[Data supplied]
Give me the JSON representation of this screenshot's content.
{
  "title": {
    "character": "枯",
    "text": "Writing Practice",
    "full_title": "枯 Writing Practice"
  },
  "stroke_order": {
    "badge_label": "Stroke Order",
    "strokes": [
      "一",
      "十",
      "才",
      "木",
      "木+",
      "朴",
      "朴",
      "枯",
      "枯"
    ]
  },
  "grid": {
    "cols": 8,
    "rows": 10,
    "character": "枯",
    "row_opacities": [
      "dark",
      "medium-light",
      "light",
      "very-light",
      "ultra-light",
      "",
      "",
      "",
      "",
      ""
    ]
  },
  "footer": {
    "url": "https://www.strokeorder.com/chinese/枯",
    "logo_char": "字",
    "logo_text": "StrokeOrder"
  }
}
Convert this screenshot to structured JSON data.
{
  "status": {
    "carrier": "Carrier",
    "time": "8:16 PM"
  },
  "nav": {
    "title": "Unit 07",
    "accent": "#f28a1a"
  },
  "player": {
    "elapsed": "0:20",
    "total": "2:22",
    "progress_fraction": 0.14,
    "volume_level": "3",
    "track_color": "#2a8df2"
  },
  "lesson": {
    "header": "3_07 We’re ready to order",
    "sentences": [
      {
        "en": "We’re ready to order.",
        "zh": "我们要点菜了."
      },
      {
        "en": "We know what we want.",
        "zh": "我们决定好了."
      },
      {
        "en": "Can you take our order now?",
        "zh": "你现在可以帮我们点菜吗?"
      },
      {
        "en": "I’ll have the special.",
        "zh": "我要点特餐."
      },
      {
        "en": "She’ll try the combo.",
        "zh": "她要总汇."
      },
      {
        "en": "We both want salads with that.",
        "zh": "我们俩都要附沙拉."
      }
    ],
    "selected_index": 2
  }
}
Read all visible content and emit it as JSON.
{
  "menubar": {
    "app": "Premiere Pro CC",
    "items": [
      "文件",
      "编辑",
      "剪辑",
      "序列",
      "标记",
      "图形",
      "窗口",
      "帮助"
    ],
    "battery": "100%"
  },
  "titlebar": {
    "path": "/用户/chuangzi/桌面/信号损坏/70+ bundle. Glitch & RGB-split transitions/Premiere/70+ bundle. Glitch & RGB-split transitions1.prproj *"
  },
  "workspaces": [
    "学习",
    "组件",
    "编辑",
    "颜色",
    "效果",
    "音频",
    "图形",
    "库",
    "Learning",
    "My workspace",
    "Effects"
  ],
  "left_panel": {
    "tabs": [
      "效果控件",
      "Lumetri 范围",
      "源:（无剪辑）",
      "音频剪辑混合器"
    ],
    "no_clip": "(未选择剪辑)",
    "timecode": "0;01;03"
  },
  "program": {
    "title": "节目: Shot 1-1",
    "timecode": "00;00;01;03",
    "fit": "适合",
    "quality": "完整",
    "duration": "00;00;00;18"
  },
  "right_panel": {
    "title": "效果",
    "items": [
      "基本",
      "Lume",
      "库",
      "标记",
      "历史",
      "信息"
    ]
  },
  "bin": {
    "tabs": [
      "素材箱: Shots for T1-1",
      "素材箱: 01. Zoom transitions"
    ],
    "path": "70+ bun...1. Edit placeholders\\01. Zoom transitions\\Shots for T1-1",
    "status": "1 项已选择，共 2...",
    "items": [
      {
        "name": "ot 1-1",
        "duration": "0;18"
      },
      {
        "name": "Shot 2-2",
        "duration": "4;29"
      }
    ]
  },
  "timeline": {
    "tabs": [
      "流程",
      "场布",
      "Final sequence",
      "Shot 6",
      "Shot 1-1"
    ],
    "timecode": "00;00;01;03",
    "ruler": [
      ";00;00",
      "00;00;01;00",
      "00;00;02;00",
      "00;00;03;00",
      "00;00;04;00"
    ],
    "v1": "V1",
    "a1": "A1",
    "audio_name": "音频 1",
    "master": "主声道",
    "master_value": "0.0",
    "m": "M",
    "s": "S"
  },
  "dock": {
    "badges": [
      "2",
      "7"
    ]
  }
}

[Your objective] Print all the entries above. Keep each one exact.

[Answer box]
Give me the JSON representation of this screenshot's content.
{
  "title": {
    "character": "枯",
    "text": "Writing Practice",
    "full_title": "枯 Writing Practice"
  },
  "stroke_order": {
    "badge_label": "Stroke Order",
    "strokes": [
      "一",
      "十",
      "才",
      "木",
      "木+",
      "朴",
      "朴",
      "枯",
      "枯"
    ]
  },
  "grid": {
    "cols": 8,
    "rows": 10,
    "character": "枯",
    "row_opacities": [
      "dark",
      "medium-light",
      "light",
      "very-light",
      "ultra-light",
      "",
      "",
      "",
      "",
      ""
    ]
  },
  "footer": {
    "url": "https://www.strokeorder.com/chinese/枯",
    "logo_char": "字",
    "logo_text": "StrokeOrder"
  }
}
Convert this screenshot to structured JSON data.
{
  "status": {
    "carrier": "Carrier",
    "time": "8:16 PM"
  },
  "nav": {
    "title": "Unit 07",
    "accent": "#f28a1a"
  },
  "player": {
    "elapsed": "0:20",
    "total": "2:22",
    "progress_fraction": 0.14,
    "volume_level": "3",
    "track_color": "#2a8df2"
  },
  "lesson": {
    "header": "3_07 We’re ready to order",
    "sentences": [
      {
        "en": "We’re ready to order.",
        "zh": "我们要点菜了."
      },
      {
        "en": "We know what we want.",
        "zh": "我们决定好了."
      },
      {
        "en": "Can you take our order now?",
        "zh": "你现在可以帮我们点菜吗?"
      },
      {
        "en": "I’ll have the special.",
        "zh": "我要点特餐."
      },
      {
        "en": "She’ll try the combo.",
        "zh": "她要总汇."
      },
      {
        "en": "We both want salads with that.",
        "zh": "我们俩都要附沙拉."
      }
    ],
    "selected_index": 2
  }
}
Read all visible content and emit it as JSON.
{
  "menubar": {
    "app": "Premiere Pro CC",
    "items": [
      "文件",
      "编辑",
      "剪辑",
      "序列",
      "标记",
      "图形",
      "窗口",
      "帮助"
    ],
    "battery": "100%"
  },
  "titlebar": {
    "path": "/用户/chuangzi/桌面/信号损坏/70+ bundle. Glitch & RGB-split transitions/Premiere/70+ bundle. Glitch & RGB-split transitions1.prproj *"
  },
  "workspaces": [
    "学习",
    "组件",
    "编辑",
    "颜色",
    "效果",
    "音频",
    "图形",
    "库",
    "Learning",
    "My workspace",
    "Effects"
  ],
  "left_panel": {
    "tabs": [
      "效果控件",
      "Lumetri 范围",
      "源:（无剪辑）",
      "音频剪辑混合器"
    ],
    "no_clip": "(未选择剪辑)",
    "timecode": "0;01;03"
  },
  "program": {
    "title": "节目: Shot 1-1",
    "timecode": "00;00;01;03",
    "fit": "适合",
    "quality": "完整",
    "duration": "00;00;00;18"
  },
  "right_panel": {
    "title": "效果",
    "items": [
      "基本",
      "Lume",
      "库",
      "标记",
      "历史",
      "信息"
    ]
  },
  "bin": {
    "tabs": [
      "素材箱: Shots for T1-1",
      "素材箱: 01. Zoom transitions"
    ],
    "path": "70+ bun...1. Edit placeholders\\01. Zoom transitions\\Shots for T1-1",
    "status": "1 项已选择，共 2...",
    "items": [
      {
        "name": "ot 1-1",
        "duration": "0;18"
      },
      {
        "name": "Shot 2-2",
        "duration": "4;29"
      }
    ]
  },
  "timeline": {
    "tabs": [
      "流程",
      "场布",
      "Final sequence",
      "Shot 6",
      "Shot 1-1"
    ],
    "timecode": "00;00;01;03",
    "ruler": [
      ";00;00",
      "00;00;01;00",
      "00;00;02;00",
      "00;00;03;00",
      "00;00;04;00"
    ],
    "v1": "V1",
    "a1": "A1",
    "audio_name": "音频 1",
    "master": "主声道",
    "master_value": "0.0",
    "m": "M",
    "s": "S"
  },
  "dock": {
    "badges": [
      "2",
      "7"
    ]
  }
}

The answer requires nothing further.